● EXERCISE DESCRIPTION
In the entries below, how many lines contain the word "ÇALIYOLAR"? State the number and nothing more.

----- ENTRIES SUPPLIED -----

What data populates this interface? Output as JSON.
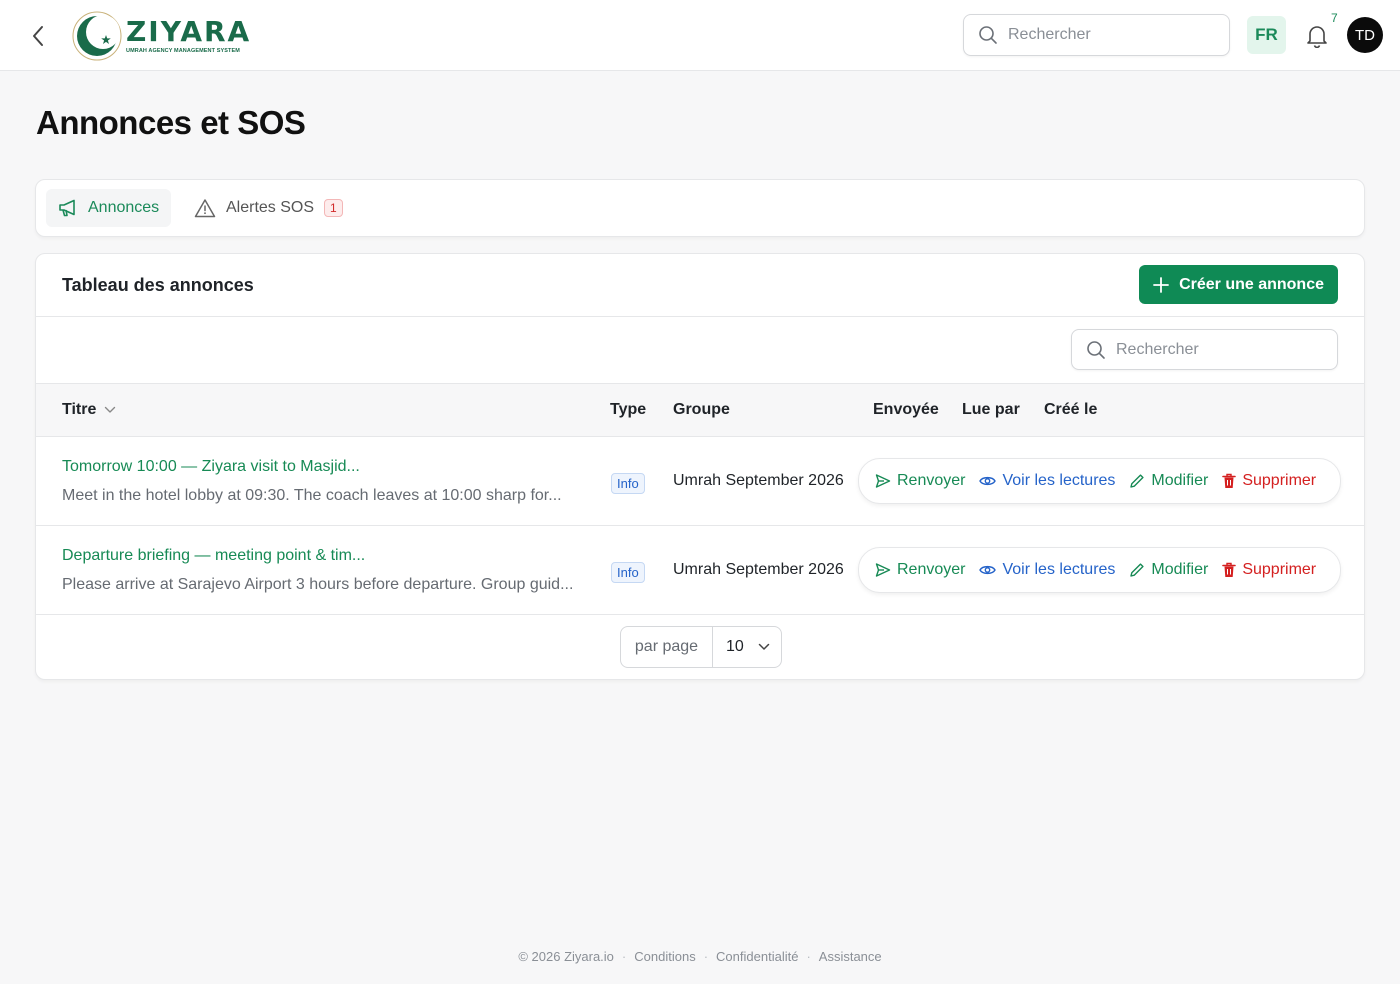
{
  "header": {
    "logo_name": "ZIYARA",
    "logo_subtitle": "UMRAH AGENCY MANAGEMENT SYSTEM",
    "search_placeholder": "Rechercher",
    "language": "FR",
    "notifications_count": "7",
    "avatar_initials": "TD"
  },
  "page": {
    "title": "Annonces et SOS"
  },
  "tabs": [
    {
      "label": "Annonces",
      "active": true
    },
    {
      "label": "Alertes SOS",
      "badge": "1"
    }
  ],
  "table": {
    "title": "Tableau des annonces",
    "create_label": "Créer une annonce",
    "search_placeholder": "Rechercher",
    "columns": [
      "Titre",
      "Type",
      "Groupe",
      "Envoyée",
      "Lue par",
      "Créé le"
    ],
    "rows": [
      {
        "title": "Tomorrow 10:00 — Ziyara visit to Masjid...",
        "description": "Meet in the hotel lobby at 09:30. The coach leaves at 10:00 sharp for...",
        "type": "Info",
        "group": "Umrah September 2026"
      },
      {
        "title": "Departure briefing — meeting point & tim...",
        "description": "Please arrive at Sarajevo Airport 3 hours before departure. Group guid...",
        "type": "Info",
        "group": "Umrah September 2026"
      }
    ],
    "actions": {
      "resend": "Renvoyer",
      "view_reads": "Voir les lectures",
      "edit": "Modifier",
      "delete": "Supprimer"
    },
    "pager": {
      "label": "par page",
      "value": "10"
    }
  },
  "footer": {
    "copyright": "© 2026 Ziyara.io",
    "links": [
      "Conditions",
      "Confidentialité",
      "Assistance"
    ]
  },
  "colors": {
    "brand_green": "#0f8a55",
    "link_blue": "#2563c9",
    "danger_red": "#d42020"
  }
}
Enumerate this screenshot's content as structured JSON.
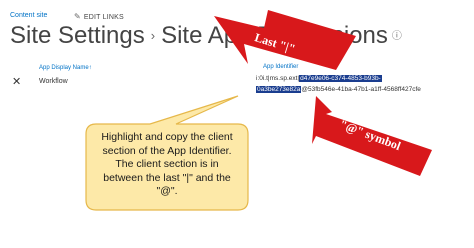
{
  "nav": {
    "content_site": "Content site",
    "edit_links": "EDIT LINKS",
    "edit_links_icon": "pencil-icon"
  },
  "title": {
    "site_settings": "Site Settings",
    "separator": "›",
    "page": "Site App Permissions",
    "info_icon": "ⓘ"
  },
  "table": {
    "col_display_name": "App Display Name↑",
    "col_identifier": "App Identifier",
    "row": {
      "remove_icon": "✕",
      "display_name": "Workflow",
      "identifier_prefix": "i:0i.t|ms.sp.ext|",
      "identifier_client_part1": "d47e9e06-c374-4853-b93b-",
      "identifier_client_part2": "0a3be273e82a",
      "identifier_suffix": "@53fb546e-41ba-47b1-a1ff-4568ff427cfe"
    }
  },
  "annotations": {
    "arrow_top_label": "Last \"|\"",
    "arrow_bottom_label": "\"@\" symbol",
    "callout": "Highlight and copy the client section of the App Identifier. The client section is in between the last \"|\" and the \"@\"."
  },
  "colors": {
    "arrow_red": "#d8181b",
    "callout_fill": "#fde9a8",
    "callout_border": "#e6b84a",
    "highlight": "#1a3d8f",
    "link_blue": "#0072c6"
  }
}
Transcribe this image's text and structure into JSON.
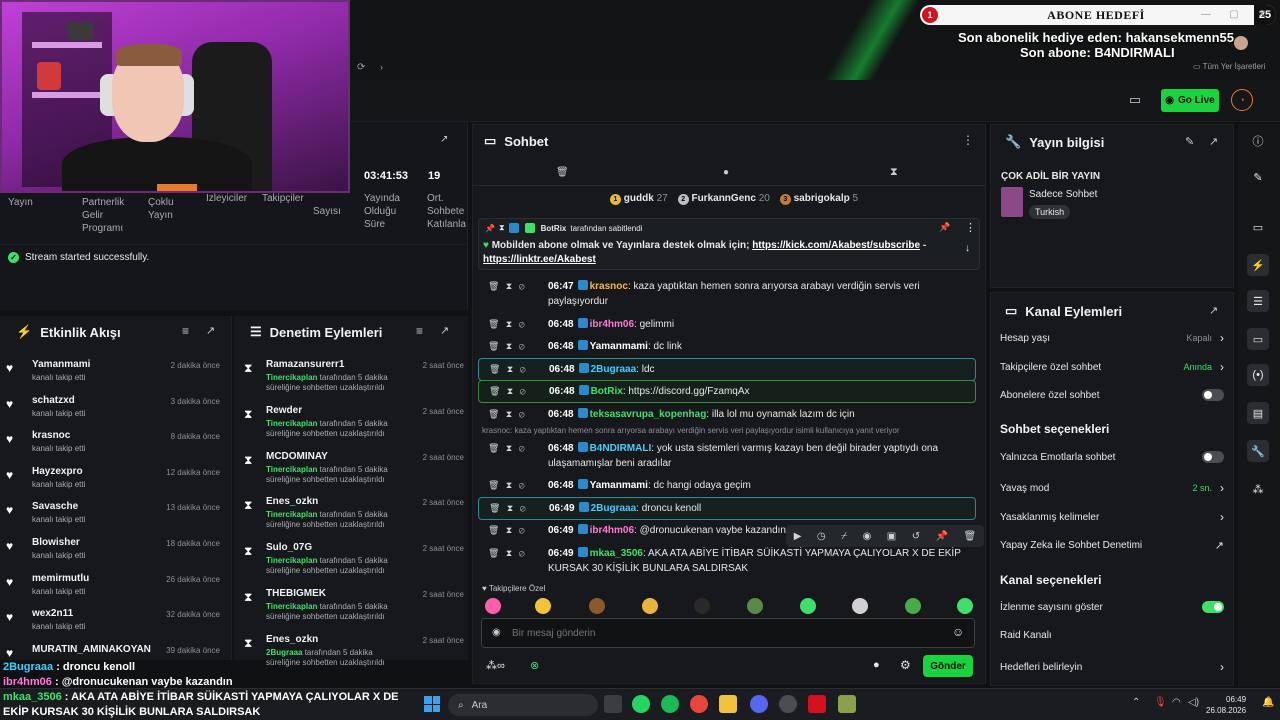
{
  "overlay": {
    "goal_title": "ABONE HEDEFİ",
    "goal_current": "1",
    "goal_target": "25",
    "last_gift": "Son abonelik hediye eden: hakansekmenn55",
    "last_sub": "Son abone: B4NDIRMALI",
    "bookmarks": "Tüm Yer İşaretleri"
  },
  "navbar": {
    "go_live": "Go Live"
  },
  "stats": {
    "time_value": "03:41:53",
    "count_value": "19",
    "labels": [
      "Yayın",
      "Partnerlik Gelir Programı",
      "Çoklu Yayın",
      "İzleyiciler",
      "Takipçiler",
      "Sayısı",
      "Yayında Olduğu Süre",
      "Ort. Sohbete Katılanla"
    ],
    "toast": "Stream started successfully."
  },
  "activity": {
    "title": "Etkinlik Akışı",
    "items": [
      {
        "name": "Yamanmami",
        "sub": "kanalı takip etti",
        "time": "2 dakika önce"
      },
      {
        "name": "schatzxd",
        "sub": "kanalı takip etti",
        "time": "3 dakika önce"
      },
      {
        "name": "krasnoc",
        "sub": "kanalı takip etti",
        "time": "8 dakika önce"
      },
      {
        "name": "Hayzexpro",
        "sub": "kanalı takip etti",
        "time": "12 dakika önce"
      },
      {
        "name": "Savasche",
        "sub": "kanalı takip etti",
        "time": "13 dakika önce"
      },
      {
        "name": "Blowisher",
        "sub": "kanalı takip etti",
        "time": "18 dakika önce"
      },
      {
        "name": "memirmutlu",
        "sub": "kanalı takip etti",
        "time": "26 dakika önce"
      },
      {
        "name": "wex2n11",
        "sub": "kanalı takip etti",
        "time": "32 dakika önce"
      },
      {
        "name": "MURATIN_AMINAKOYAN",
        "sub": "",
        "time": "39 dakika önce"
      }
    ]
  },
  "moderation": {
    "title": "Denetim Eylemleri",
    "items": [
      {
        "name": "Ramazansurerr1",
        "by": "Tinercikaplan",
        "action": "tarafından 5 dakika süreliğine sohbetten uzaklaştırıldı",
        "time": "2 saat önce"
      },
      {
        "name": "Rewder",
        "by": "Tinercikaplan",
        "action": "tarafından 5 dakika süreliğine sohbetten uzaklaştırıldı",
        "time": "2 saat önce"
      },
      {
        "name": "MCDOMINAY",
        "by": "Tinercikaplan",
        "action": "tarafından 5 dakika süreliğine sohbetten uzaklaştırıldı",
        "time": "2 saat önce"
      },
      {
        "name": "Enes_ozkn",
        "by": "Tinercikaplan",
        "action": "tarafından 5 dakika süreliğine sohbetten uzaklaştırıldı",
        "time": "2 saat önce"
      },
      {
        "name": "Sulo_07G",
        "by": "Tinercikaplan",
        "action": "tarafından 5 dakika süreliğine sohbetten uzaklaştırıldı",
        "time": "2 saat önce"
      },
      {
        "name": "THEBIGMEK",
        "by": "Tinercikaplan",
        "action": "tarafından 5 dakika süreliğine sohbetten uzaklaştırıldı",
        "time": "2 saat önce"
      },
      {
        "name": "Enes_ozkn",
        "by": "2Bugraaa",
        "action": "tarafından 5 dakika süreliğine sohbetten uzaklaştırıldı",
        "time": "2 saat önce"
      }
    ]
  },
  "overlay_chat": [
    {
      "name": "2Bugraaa",
      "sep": " : ",
      "text": "droncu kenoll",
      "color": "#3fd0ff"
    },
    {
      "name": "ibr4hm06",
      "sep": " : ",
      "text": "@dronucukenan vaybe kazandın",
      "color": "#ff79d9"
    },
    {
      "name": "mkaa_3506",
      "sep": " : ",
      "text": "AKA ATA ABİYE İTİBAR SÜİKASTİ YAPMAYA ÇALIYOLAR X DE",
      "color": "#3fe06a"
    },
    {
      "name": "",
      "sep": "",
      "text": "EKİP KURSAK 30 KİŞİLİK BUNLARA SALDIRSAK",
      "color": "#ffffff"
    }
  ],
  "chat": {
    "title": "Sohbet",
    "gifters": [
      {
        "rank": "1",
        "name": "guddk",
        "count": "27"
      },
      {
        "rank": "2",
        "name": "FurkannGenc",
        "count": "20"
      },
      {
        "rank": "3",
        "name": "sabrigokalp",
        "count": "5"
      }
    ],
    "pinned": {
      "by": "BotRix",
      "by_suffix": "tarafından sabitlendi",
      "text": "Mobilden abone olmak ve Yayınlara destek olmak için;",
      "link1": "https://kick.com/Akabest/subscribe",
      "dash": "-",
      "link2": "https://linktr.ee/Akabest"
    },
    "messages": [
      {
        "time": "06:47",
        "name": "krasnoc",
        "color": "#ffb640",
        "text": "kaza yaptıktan hemen sonra arıyorsa arabayı verdiğin servis veri paylaşıyordur",
        "hl": ""
      },
      {
        "time": "06:48",
        "name": "ibr4hm06",
        "color": "#ff79d9",
        "text": "gelimmi",
        "hl": ""
      },
      {
        "time": "06:48",
        "name": "Yamanmami",
        "color": "#ffffff",
        "text": "dc link",
        "hl": ""
      },
      {
        "time": "06:48",
        "name": "2Bugraaa",
        "color": "#3fd0ff",
        "text": "ldc",
        "hl": "blue"
      },
      {
        "time": "06:48",
        "name": "BotRix",
        "color": "#3fe06a",
        "text": "https://discord.gg/FzamqAx",
        "hl": "green"
      },
      {
        "time": "06:48",
        "name": "teksasavrupa_kopenhag",
        "color": "#3fe06a",
        "text": "illa lol mu oynamak lazım dc için",
        "hl": ""
      },
      {
        "time": "06:48",
        "name": "B4NDIRMALI",
        "color": "#3fd0ff",
        "text": "yok usta sistemleri varmış kazayı ben değil birader yaptıydı ona ulaşamamışlar beni aradılar",
        "hl": ""
      },
      {
        "time": "06:48",
        "name": "Yamanmami",
        "color": "#ffffff",
        "text": "dc hangi odaya geçim",
        "hl": ""
      },
      {
        "time": "06:49",
        "name": "2Bugraaa",
        "color": "#3fd0ff",
        "text": "droncu kenoll",
        "hl": "blue"
      },
      {
        "time": "06:49",
        "name": "ibr4hm06",
        "color": "#ff79d9",
        "text": "@dronucukenan vaybe kazandın",
        "hl": ""
      },
      {
        "time": "06:49",
        "name": "mkaa_3506",
        "color": "#3fe06a",
        "text": "AKA ATA ABİYE İTİBAR SÜİKASTİ YAPMAYA ÇALIYOLAR X DE EKİP KURSAK 30 KİŞİLİK BUNLARA SALDIRSAK",
        "hl": ""
      }
    ],
    "reply_hint_1": "krasnoc: kaza yaptıktan hemen sonra arıyorsa arabayı verdiğin servis veri paylaşıyordur isimli kullanıcıya yanıt veriyor",
    "followers_only": "Takipçilere Özel",
    "input_placeholder": "Bir mesaj gönderin",
    "send": "Gönder"
  },
  "stream_info": {
    "title": "Yayın bilgisi",
    "stream_title": "ÇOK ADİL BİR YAYIN",
    "category": "Sadece Sohbet",
    "language": "Turkish"
  },
  "channel_actions": {
    "title": "Kanal Eylemleri",
    "rows": [
      {
        "label": "Hesap yaşı",
        "value": "Kapalı"
      },
      {
        "label": "Takipçilere özel sohbet",
        "value": "Anında"
      },
      {
        "label": "Abonelere özel sohbet",
        "value": ""
      }
    ],
    "chat_heading": "Sohbet seçenekleri",
    "chat_rows": [
      {
        "label": "Yalnızca Emotlarla sohbet",
        "value": ""
      },
      {
        "label": "Yavaş mod",
        "value": "2 sn."
      },
      {
        "label": "Yasaklanmış kelimeler",
        "value": ""
      },
      {
        "label": "Yapay Zeka ile Sohbet Denetimi",
        "value": ""
      }
    ],
    "channel_heading": "Kanal seçenekleri",
    "channel_rows": [
      {
        "label": "İzlenme sayısını göster",
        "value": ""
      },
      {
        "label": "Raid Kanalı",
        "value": ""
      },
      {
        "label": "Hedefleri belirleyin",
        "value": ""
      }
    ]
  },
  "taskbar": {
    "search": "Ara",
    "time": "06:49",
    "date": "26.08.2026"
  },
  "colors": {
    "accent": "#19d33f",
    "panel": "#16181b",
    "background": "#0f1113"
  }
}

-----

● RESULT
2